**Extracted data:**
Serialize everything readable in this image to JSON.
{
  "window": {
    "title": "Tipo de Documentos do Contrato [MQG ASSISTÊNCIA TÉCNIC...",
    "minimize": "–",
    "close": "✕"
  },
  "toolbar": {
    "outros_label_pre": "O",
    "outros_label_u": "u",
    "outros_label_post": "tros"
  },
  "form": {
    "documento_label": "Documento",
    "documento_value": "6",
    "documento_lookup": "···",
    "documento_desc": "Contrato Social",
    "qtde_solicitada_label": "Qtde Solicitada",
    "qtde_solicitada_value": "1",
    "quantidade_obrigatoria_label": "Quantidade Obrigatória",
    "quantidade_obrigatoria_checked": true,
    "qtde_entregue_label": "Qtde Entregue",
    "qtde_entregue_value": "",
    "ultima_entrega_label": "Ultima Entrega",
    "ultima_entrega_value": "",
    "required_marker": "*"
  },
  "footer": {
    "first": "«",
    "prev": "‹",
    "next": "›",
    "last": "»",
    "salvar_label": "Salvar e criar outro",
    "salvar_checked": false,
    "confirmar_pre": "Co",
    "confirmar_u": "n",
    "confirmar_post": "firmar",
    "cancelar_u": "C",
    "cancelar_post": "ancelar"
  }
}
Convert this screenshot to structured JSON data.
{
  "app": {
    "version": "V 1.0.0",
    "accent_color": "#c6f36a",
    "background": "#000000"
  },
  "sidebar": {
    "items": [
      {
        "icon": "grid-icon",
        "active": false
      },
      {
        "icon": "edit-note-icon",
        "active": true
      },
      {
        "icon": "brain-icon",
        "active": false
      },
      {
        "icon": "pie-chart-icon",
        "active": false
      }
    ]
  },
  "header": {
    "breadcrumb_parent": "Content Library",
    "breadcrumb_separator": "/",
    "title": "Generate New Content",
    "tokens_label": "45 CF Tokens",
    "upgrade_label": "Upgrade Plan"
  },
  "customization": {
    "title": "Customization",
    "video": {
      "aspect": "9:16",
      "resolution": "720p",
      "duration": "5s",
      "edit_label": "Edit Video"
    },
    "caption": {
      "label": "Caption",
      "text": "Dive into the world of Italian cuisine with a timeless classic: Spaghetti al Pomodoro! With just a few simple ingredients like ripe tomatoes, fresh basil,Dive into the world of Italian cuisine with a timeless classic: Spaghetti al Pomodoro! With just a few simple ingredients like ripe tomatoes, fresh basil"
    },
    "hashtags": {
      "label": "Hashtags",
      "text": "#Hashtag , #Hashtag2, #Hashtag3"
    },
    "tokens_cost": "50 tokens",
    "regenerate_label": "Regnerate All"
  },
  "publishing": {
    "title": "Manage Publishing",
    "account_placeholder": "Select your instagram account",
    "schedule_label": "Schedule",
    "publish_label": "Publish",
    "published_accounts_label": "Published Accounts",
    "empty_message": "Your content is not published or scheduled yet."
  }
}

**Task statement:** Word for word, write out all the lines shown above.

**Task solution:**
Serialize everything readable in this image to JSON.
{
  "window": {
    "title": "Tipo de Documentos do Contrato [MQG ASSISTÊNCIA TÉCNIC...",
    "minimize": "–",
    "close": "✕"
  },
  "toolbar": {
    "outros_label_pre": "O",
    "outros_label_u": "u",
    "outros_label_post": "tros"
  },
  "form": {
    "documento_label": "Documento",
    "documento_value": "6",
    "documento_lookup": "···",
    "documento_desc": "Contrato Social",
    "qtde_solicitada_label": "Qtde Solicitada",
    "qtde_solicitada_value": "1",
    "quantidade_obrigatoria_label": "Quantidade Obrigatória",
    "quantidade_obrigatoria_checked": true,
    "qtde_entregue_label": "Qtde Entregue",
    "qtde_entregue_value": "",
    "ultima_entrega_label": "Ultima Entrega",
    "ultima_entrega_value": "",
    "required_marker": "*"
  },
  "footer": {
    "first": "«",
    "prev": "‹",
    "next": "›",
    "last": "»",
    "salvar_label": "Salvar e criar outro",
    "salvar_checked": false,
    "confirmar_pre": "Co",
    "confirmar_u": "n",
    "confirmar_post": "firmar",
    "cancelar_u": "C",
    "cancelar_post": "ancelar"
  }
}
Convert this screenshot to structured JSON data.
{
  "app": {
    "version": "V 1.0.0",
    "accent_color": "#c6f36a",
    "background": "#000000"
  },
  "sidebar": {
    "items": [
      {
        "icon": "grid-icon",
        "active": false
      },
      {
        "icon": "edit-note-icon",
        "active": true
      },
      {
        "icon": "brain-icon",
        "active": false
      },
      {
        "icon": "pie-chart-icon",
        "active": false
      }
    ]
  },
  "header": {
    "breadcrumb_parent": "Content Library",
    "breadcrumb_separator": "/",
    "title": "Generate New Content",
    "tokens_label": "45 CF Tokens",
    "upgrade_label": "Upgrade Plan"
  },
  "customization": {
    "title": "Customization",
    "video": {
      "aspect": "9:16",
      "resolution": "720p",
      "duration": "5s",
      "edit_label": "Edit Video"
    },
    "caption": {
      "label": "Caption",
      "text": "Dive into the world of Italian cuisine with a timeless classic: Spaghetti al Pomodoro! With just a few simple ingredients like ripe tomatoes, fresh basil,Dive into the world of Italian cuisine with a timeless classic: Spaghetti al Pomodoro! With just a few simple ingredients like ripe tomatoes, fresh basil"
    },
    "hashtags": {
      "label": "Hashtags",
      "text": "#Hashtag , #Hashtag2, #Hashtag3"
    },
    "tokens_cost": "50 tokens",
    "regenerate_label": "Regnerate All"
  },
  "publishing": {
    "title": "Manage Publishing",
    "account_placeholder": "Select your instagram account",
    "schedule_label": "Schedule",
    "publish_label": "Publish",
    "published_accounts_label": "Published Accounts",
    "empty_message": "Your content is not published or scheduled yet."
  }
}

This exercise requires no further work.